As an experiment Woz had [earlier] conceived a circuit that would do much of what the Shugart manual said was needed to control a disk drive. Woz didn’t know how computers actually controlled drives, but his method had seemed to him particularly simple and clever. When Markkula challenged him to put a disk drive on the Apple, he recalled that circuit and began considering its feasibility. He looked at the way other computer companies–including IBM–controlled drives. He also began to examine disk drives–particularly North Star’s. After reading the North Star manual, Woz knew that his circuit would do what theirs did and more. He knew he really had a clever design. . . . .
The final design was generally recognized by computer engineers as brilliant and was by engineering aesthetics beautiful. Woz later said, ‘It’s something you can only do if you’re the engineer and the PC board layout person yourself. That was an artistic layout. The board has virtually no feedthroughs.'” . . .
Better yet was the impact the Disk II had on computer sales, for it suddenly transformed the Apple II from a gadget only hard-core hobbyists would want to something all sorts of people could use.
Since I have an issue of Byte Magazine, Febuary ’85 taking orders for Aldus Pagemaker for IBM, with the tag ‘coming soon for Macintosh’. Of course, when I think ‘photoshop’ I think the old Aldus Photostyler, not Adobe Photoshop, since the current PS is based more on the aldus product that the adobe one (which was adobe’s big feather acquisition years back). Anybody remember Aldus Photostyler-T that came bundled with the Targa boards back in ’83? True photo-editing on a 8088? Not a problem. (In the Win31 days, Photostyler blew Photoshop out of the water)

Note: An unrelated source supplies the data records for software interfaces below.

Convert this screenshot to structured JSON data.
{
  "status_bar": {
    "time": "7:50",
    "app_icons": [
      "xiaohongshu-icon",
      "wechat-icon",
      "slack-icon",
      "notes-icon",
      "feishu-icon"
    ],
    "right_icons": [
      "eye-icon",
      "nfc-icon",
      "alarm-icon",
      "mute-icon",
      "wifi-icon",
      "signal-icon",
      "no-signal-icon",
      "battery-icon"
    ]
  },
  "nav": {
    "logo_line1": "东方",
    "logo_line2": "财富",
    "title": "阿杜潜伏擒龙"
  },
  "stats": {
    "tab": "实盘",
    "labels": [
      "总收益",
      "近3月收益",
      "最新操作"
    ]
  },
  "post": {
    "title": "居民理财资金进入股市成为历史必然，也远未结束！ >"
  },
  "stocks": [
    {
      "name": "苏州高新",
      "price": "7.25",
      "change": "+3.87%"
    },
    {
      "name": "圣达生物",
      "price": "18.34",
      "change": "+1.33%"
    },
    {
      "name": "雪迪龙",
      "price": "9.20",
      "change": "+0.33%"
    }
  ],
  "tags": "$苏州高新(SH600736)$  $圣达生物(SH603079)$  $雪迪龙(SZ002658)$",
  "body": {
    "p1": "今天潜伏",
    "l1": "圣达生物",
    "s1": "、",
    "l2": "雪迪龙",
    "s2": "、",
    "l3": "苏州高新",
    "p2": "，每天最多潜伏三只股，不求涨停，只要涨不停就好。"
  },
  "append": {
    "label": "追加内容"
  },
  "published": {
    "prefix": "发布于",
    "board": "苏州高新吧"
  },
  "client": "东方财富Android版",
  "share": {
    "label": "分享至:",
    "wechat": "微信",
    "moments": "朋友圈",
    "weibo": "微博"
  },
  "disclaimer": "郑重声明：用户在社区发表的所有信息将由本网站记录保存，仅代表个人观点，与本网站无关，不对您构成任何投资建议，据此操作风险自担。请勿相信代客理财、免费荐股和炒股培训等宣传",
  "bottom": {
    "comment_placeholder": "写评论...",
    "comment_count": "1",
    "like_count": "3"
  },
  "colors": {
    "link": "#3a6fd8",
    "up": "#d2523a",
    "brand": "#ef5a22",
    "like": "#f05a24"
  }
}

And that ‘innovation’ of the floppy? Sorry, but the Expansion Interface for the model one came out almost six months before A2 hit the shelves, much less the half a year it took afterwards to add the IIDisk card. Allowing connection of up to four floppy drives, it used a real WD1711 chip to drive the floppies. (I have the RS catalogs from that time too!) Instead of wasting CPU power to directly attempt to drive the floppy, like the OMG SLOW apple drives. I still remember a lot of A2 owners (like my brother) making their own interface cards that used a controller to make it not drag the machine down to a crawl. The board in the Model 1 expansion interface was able to be swapped for a double density kit, most of which also did double sideds. By 1979 Double sided double density 320k floppies were commonplace on the Model one and an easy modification, while the A2 was limping along with with 135k disks (which blew great smoke if you plugged the unkeyed non-labeled no-hot wire cables in upside down)
I still remember laughing my ass off at my brother when he got fed up with not being able to do anything with his A2, so he bought the Z80 card, 80 column card and booted it up with montezuma micro’s CP/M distro, something my Model 1 could run native (although I’ll admit that stupid 64 column display on the one made a number of cp/m programs balk)
Sorry, but having been there WHEN IT HAPPENED, having magazines and books from WHEN IT HAPPENED, it seems to me like some form of revisionist history has been taking place.
But it’s like my Grandfather always said about the news. Whenever they cover something on the news I know about, they get it completely wrong. If I cannot trust them on something I know about, how could I ever believe anything they say about things I don’t.